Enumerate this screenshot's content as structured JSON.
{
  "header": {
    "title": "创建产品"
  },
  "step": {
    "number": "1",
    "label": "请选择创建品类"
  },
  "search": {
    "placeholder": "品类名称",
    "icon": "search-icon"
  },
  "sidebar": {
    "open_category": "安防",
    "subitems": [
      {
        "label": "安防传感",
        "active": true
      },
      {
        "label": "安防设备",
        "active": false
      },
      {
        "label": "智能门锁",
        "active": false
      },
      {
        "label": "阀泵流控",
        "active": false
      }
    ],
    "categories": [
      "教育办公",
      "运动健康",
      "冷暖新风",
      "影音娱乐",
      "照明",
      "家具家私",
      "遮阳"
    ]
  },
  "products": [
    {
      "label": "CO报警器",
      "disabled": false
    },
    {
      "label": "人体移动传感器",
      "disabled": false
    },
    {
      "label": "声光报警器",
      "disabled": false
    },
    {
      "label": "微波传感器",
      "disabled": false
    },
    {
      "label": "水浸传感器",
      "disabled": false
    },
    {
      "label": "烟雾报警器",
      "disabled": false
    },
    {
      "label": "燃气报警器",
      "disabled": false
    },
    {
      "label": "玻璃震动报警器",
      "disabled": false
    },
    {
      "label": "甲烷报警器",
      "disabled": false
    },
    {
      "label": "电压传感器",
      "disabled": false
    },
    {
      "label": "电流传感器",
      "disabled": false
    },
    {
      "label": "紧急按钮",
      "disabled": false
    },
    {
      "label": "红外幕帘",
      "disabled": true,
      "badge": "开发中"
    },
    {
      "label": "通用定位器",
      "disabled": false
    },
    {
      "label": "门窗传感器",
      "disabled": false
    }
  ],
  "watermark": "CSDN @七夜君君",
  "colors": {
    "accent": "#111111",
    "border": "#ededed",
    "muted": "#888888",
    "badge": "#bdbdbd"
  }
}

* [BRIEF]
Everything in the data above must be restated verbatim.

* [THE COMPLETED TASK]
Enumerate this screenshot's content as structured JSON.
{
  "header": {
    "title": "创建产品"
  },
  "step": {
    "number": "1",
    "label": "请选择创建品类"
  },
  "search": {
    "placeholder": "品类名称",
    "icon": "search-icon"
  },
  "sidebar": {
    "open_category": "安防",
    "subitems": [
      {
        "label": "安防传感",
        "active": true
      },
      {
        "label": "安防设备",
        "active": false
      },
      {
        "label": "智能门锁",
        "active": false
      },
      {
        "label": "阀泵流控",
        "active": false
      }
    ],
    "categories": [
      "教育办公",
      "运动健康",
      "冷暖新风",
      "影音娱乐",
      "照明",
      "家具家私",
      "遮阳"
    ]
  },
  "products": [
    {
      "label": "CO报警器",
      "disabled": false
    },
    {
      "label": "人体移动传感器",
      "disabled": false
    },
    {
      "label": "声光报警器",
      "disabled": false
    },
    {
      "label": "微波传感器",
      "disabled": false
    },
    {
      "label": "水浸传感器",
      "disabled": false
    },
    {
      "label": "烟雾报警器",
      "disabled": false
    },
    {
      "label": "燃气报警器",
      "disabled": false
    },
    {
      "label": "玻璃震动报警器",
      "disabled": false
    },
    {
      "label": "甲烷报警器",
      "disabled": false
    },
    {
      "label": "电压传感器",
      "disabled": false
    },
    {
      "label": "电流传感器",
      "disabled": false
    },
    {
      "label": "紧急按钮",
      "disabled": false
    },
    {
      "label": "红外幕帘",
      "disabled": true,
      "badge": "开发中"
    },
    {
      "label": "通用定位器",
      "disabled": false
    },
    {
      "label": "门窗传感器",
      "disabled": false
    }
  ],
  "watermark": "CSDN @七夜君君",
  "colors": {
    "accent": "#111111",
    "border": "#ededed",
    "muted": "#888888",
    "badge": "#bdbdbd"
  }
}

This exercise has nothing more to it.